Woke up this morning at a hotel in Copenhagen in a beautiful winter wonderland. And when we arrived this afternoon at Malmö Central Station, even more snow had fallen. I hope we get more. Much more.
I shot this yesterday while shooting still images for one my clients latest properties here in Malmö. For January, the weather conditions couldn’t have been better. That said, I almost froze my fingers off while piloting the drone. Sounds strange coming from me, but I actually would like to see some snow now…a lot of snow.
Back in town again after a few days of informal research in Singapore for a client. Had a very smooth ride back to Copenhagen via Helsinki with Finnair. After a few hours on the plane and at the Finnish airport, I almost overdosed on Marimekko designed napkins, pillowcases, toiletries bags and blankets.
Brought the new Fuji XT-3 and a couple of prime lenses (equivalent of a 24mm + 85mm) with me on the trip to see how well this new kit holds up in the weight vs quality arena. After about 8 months with the technically very capable A7III, I felt Sony’s operating system made it ridiculously difficult to execute creative ideas spontaneously. Couldn’t complain in regards to quality, but I think the camera has way too many options, customizable buttons and umpteen features that I never, ever used and which just got in the way or generated confusion.
Not only does the Fujifilm XT-3 offer a pleasing retro look and feel with lockable knobs and dials, it more importantly – and unlike the Sony – bestows me with an urge and therefore a creative incentive to actually pick up the camera and creative photographs.
The shot above is from last week’s short visit to Gardens by the Bay in Singapore.
Shot these blue flowers and several other colorful bouquets at sidewalk florist on Beach Road the other day.
As a long-time admirer of artist Georgia O’Keeffe and her beautiful abstract, flower inspired paintings and drawings, I love looking at and photographing flowers from an abstract perspective.
When nothing else grabs my attention, I can easily inject inspiration by focusing – sometimes for several hours at a time – by photographing textures and patterns.

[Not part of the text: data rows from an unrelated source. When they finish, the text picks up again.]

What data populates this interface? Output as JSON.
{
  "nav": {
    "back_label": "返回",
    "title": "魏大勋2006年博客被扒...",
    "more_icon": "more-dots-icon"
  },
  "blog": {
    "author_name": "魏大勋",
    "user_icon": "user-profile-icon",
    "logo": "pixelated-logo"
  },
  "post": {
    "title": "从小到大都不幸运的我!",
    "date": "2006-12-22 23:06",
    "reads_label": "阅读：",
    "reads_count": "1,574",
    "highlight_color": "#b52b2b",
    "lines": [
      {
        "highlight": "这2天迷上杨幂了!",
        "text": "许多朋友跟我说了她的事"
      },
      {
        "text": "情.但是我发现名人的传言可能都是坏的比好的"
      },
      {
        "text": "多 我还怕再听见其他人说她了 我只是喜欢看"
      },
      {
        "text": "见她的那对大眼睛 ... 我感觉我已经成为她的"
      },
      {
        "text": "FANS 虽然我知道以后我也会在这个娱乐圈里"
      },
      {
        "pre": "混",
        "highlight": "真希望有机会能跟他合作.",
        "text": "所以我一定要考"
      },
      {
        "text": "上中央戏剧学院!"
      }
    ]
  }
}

Like this wood covered wall I discovered somewhere here in Singapore’s Bugis neighborhood the other day. Some of these abstracts will subsequently be incorporated in my collages. Textures and patterns tell tales in a subtle way. When I find delapitated wall with an interesting texture, or, a repetitive pattern that I feel inclined to capture, if only for a few moment, I’ll thinkabout how it came to be.
Much of the Singapore I remember from my last visit, some 15 years ago, is thankfully still here. Not that I recognize myself. No way, José.

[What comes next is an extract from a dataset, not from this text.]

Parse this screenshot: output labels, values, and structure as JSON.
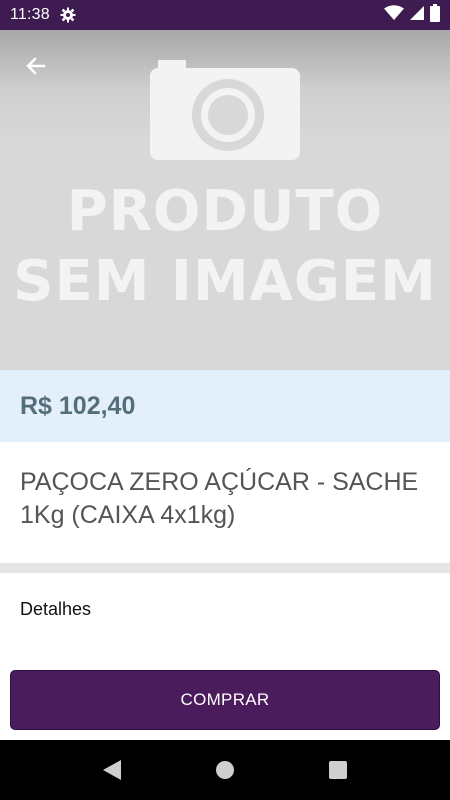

There’s clearly been enormous growth in all directions. Today, the country is vastly more architecturally diverse (than in 2001) and boasts a truly impressive skyline, a preposterously massive Ferris Wheel and, of course, the ginormous Marina Bay Sands.
Thankfully, the government has an admirable focus on the local ecology and there’s a multitude of new parks and green areas all over the center of the city. Which was one of the differences that made Singapore so unique when compared with most urban destinations in Asia. Many of which today are horrifically, arguably even lethally, polluted.
Despite relatively dense traffic, at least during rush hour, in S’pore, unlike Bangkok, Delhi, Beijing or Shanghai, you get to actually enjoy breathing outdoors.
Shot this during a walk in the amazing Gardens by the Bay.
I’m humbled by all the friendly smiles from everyday folks I meet in South East Asia. I tend to forget about that aspect once I leave the continent. It’s not just those working in the service sector and hospitality industry that smile – which in all fairness is more or less part of their job description.
Practically everyone’s default facial expression here in Singapore leans towards smiling rather than frowning. Which I’m convinced has a lot to do with the warm climate and relatively comfortable humidity level. Especially when compared to the cold and dry air we have in northern Europe this time of year – which tends to keep smiles away and eyes turned down.
It’s hard not to put on a smile when you interact with folks with a pleasant expression. A gleaming exception to this is observation is, however, when several of my fellow guests and I are waiting for one of our hotel’s stupid elevators to show up. Though I admit to having this weird thing for OTIS elevators, I’m completely oblivious to these amazing contraptions inner workings. But ignorant as I may be, my unwavering view is that there is something terribly wrong with the four elevators at this particular hotel (supplied by Hitachi). Not only do they take forever to arrive at whatever floor you’re on, the tell-tale lights and audible indicators beep and chime unsynchronized and entirely without relevance to where in the shaft they might be. And when the elevators do finally appear, you have about 2.5 seconds to jump in before the doors close – brutally fast and irreversibly. So if you hesitate the slightest, you might have to wait another 10 minutes before the next lift arrives.
Fortunately, I’ve discovered a nifty solution to my vertical travel woes. Turns out that right next to the elevator space – on each of the hotel’s 19 floors – is a door that leads to a room where the hotel’s two staff elevators are located. One of them is broken, but the other runs super fast and reliably without a hint of glitch. That’s the silver lining of this little report from Singapore.
I shot this orchard in a nearby garden yesterday.